In his address to the Village Board this week, Breen identified a state law imposing a one-mile “buffer zone” between adult entertainment facilities and “places of worship,” which he contends prohibits the placement of “Get It” next to the convent and its several chapels.
In April of 2010, the developer of “Get It” sued the village of Stone Park, accusing its officials of shaking him down for cash and part ownership of the club in exchange for permission to build the facility. The village settled the lawsuit in August of 2010.
Even though the village’s ordinances were largely unchallenged by the lawsuit, the village agreed to repeal or amend numerous ordinances as part of the settlement agreement, ending that lawsuit. In particular, the village agreed to repeal a local ordinance—similar to the state statute—that imposed a 1,000-foot buffer zone between adult entertainment facilities and schools, parks, churches and residential areas.
“The local buffer zone ordinances were never challenged in the lawsuit brought by the developer, nor could those ordinances be challenged, because they were valid and constitutional,” said Breen. “There was no reason to agree to the repeal of the ordinances protecting the people of Stone Park from strip clubs coming into their residential and other child-heavy areas.”
According to the mayor of Stone Park, the village chose not to defend the developer’s lawsuit because doing so would cost the village $500,000. Village officials have discouraged residents and the sisters from protesting “Get It.” However, this week, the Thomas More Society offered free legal services to the village of Stone Park should it choose to join residents in taking action against “Get It.”
“Get It” personnel have claimed that the facility is set to have its first “dry run” on April 1, and will officially open its doors during Holy Week, the most hallowed week on the Christian calendar, leading up to Easter Sunday.
To contact us or to submit an article, click here.
Get Charisma's best content delivered right to your inbox!
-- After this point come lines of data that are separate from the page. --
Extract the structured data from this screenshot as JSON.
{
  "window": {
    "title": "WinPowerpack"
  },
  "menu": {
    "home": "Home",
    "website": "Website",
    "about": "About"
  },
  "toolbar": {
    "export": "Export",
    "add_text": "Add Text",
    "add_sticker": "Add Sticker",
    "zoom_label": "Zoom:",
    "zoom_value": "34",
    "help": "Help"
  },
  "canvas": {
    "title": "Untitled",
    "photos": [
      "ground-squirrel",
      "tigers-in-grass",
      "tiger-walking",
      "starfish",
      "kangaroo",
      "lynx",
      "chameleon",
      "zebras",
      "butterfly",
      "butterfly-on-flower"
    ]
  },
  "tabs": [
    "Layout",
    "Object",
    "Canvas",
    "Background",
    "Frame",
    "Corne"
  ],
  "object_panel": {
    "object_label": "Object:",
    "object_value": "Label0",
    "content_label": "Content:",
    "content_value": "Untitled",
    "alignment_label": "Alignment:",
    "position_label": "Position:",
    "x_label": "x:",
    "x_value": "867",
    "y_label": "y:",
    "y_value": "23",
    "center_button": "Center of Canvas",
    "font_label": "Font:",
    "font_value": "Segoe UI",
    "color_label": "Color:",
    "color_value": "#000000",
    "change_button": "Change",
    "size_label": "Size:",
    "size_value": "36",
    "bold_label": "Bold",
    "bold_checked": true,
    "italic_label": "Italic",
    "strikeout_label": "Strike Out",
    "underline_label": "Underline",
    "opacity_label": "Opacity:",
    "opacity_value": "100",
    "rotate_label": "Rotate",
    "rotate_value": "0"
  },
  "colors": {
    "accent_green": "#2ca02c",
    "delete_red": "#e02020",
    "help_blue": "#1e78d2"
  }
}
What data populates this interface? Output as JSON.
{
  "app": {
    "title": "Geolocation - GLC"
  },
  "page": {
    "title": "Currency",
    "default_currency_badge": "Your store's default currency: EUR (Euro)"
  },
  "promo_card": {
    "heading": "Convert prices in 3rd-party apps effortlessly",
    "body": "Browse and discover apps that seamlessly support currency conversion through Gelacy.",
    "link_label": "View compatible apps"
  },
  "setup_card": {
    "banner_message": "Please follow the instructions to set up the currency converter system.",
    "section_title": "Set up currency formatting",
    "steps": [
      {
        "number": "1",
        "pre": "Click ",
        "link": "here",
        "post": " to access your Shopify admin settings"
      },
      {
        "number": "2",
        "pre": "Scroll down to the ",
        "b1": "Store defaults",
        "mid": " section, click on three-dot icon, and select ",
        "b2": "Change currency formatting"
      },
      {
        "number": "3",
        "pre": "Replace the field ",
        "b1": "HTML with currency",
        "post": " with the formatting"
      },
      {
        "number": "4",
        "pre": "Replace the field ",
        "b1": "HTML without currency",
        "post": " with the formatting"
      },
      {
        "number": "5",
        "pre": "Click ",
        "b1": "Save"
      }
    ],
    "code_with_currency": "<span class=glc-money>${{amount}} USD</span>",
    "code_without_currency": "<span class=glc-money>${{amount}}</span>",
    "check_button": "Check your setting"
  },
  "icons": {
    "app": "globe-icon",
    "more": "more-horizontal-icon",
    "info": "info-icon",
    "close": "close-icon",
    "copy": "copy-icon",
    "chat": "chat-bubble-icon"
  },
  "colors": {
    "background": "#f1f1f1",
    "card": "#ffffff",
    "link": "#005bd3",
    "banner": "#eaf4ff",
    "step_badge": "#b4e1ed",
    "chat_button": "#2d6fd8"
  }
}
Never miss a big news story again. Click here to subscribe to the Charisma News newsletter.